  • Restored 250 feet of severely degraded trail along the Bear Valley Trail to reduce impacts to wetlands and a small stream. 
  • Used willow transplants to rehabilitate and close illegal trails in the Tangle Lakes Archaeological District and the Gulkana National Wild River corridor.
  • Instituted a monitoring program and schedule to identify progress of rehabilitation techniques and impacts of users on BLM-managed trails. Monitoring plots have been established on Swede Lake, Middle Fork, Bear Valley, Top of the World, and South Landmark Gap trails.
  • Picture of mapping trails using ATVsBLM completed the remaining trail inventory of approximately 200 miles of trails on unencumbered BLM-managed lands.
  • Developed a proposed action for the Tangle Lakes Archaeological District Travel Management Plan. (On hold pending land conveyance issues)
  • Coordinated with the State of Alaska on future development of a foot trail system associated with Tangle Lakes campground. Initial layout and archaeological clearances were completed. 

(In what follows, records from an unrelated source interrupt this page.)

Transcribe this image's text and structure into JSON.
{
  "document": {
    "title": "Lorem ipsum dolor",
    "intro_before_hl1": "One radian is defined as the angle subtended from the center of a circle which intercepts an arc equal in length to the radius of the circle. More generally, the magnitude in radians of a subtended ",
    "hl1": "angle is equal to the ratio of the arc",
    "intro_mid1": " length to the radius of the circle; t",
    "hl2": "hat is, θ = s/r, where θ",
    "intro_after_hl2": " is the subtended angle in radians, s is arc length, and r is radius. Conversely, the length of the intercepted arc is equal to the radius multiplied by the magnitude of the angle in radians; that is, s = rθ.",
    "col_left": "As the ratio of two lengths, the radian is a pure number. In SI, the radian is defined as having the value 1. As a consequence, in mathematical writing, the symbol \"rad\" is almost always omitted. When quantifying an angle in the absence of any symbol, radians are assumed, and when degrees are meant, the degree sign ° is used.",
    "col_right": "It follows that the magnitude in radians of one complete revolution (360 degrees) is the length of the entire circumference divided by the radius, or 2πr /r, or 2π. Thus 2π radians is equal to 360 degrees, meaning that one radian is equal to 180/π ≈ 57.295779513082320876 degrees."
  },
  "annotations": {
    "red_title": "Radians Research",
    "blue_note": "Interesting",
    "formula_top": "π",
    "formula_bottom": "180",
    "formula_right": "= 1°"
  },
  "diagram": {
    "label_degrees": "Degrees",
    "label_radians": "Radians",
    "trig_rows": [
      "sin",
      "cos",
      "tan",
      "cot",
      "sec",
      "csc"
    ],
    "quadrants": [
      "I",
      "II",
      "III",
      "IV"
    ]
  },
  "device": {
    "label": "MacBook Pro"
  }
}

  • Picture of ATV safety outreach at Kenny Lake FairBLM helped to organize an educational outreach project at the Kenny Lake Fair on ATV safety using high school youths. They gave presentations to parents and young riders on using the "right-sized" age-appropriate OHV. This program will be expanded in 2008 to include the Fairbanks Spring Outdoor Show.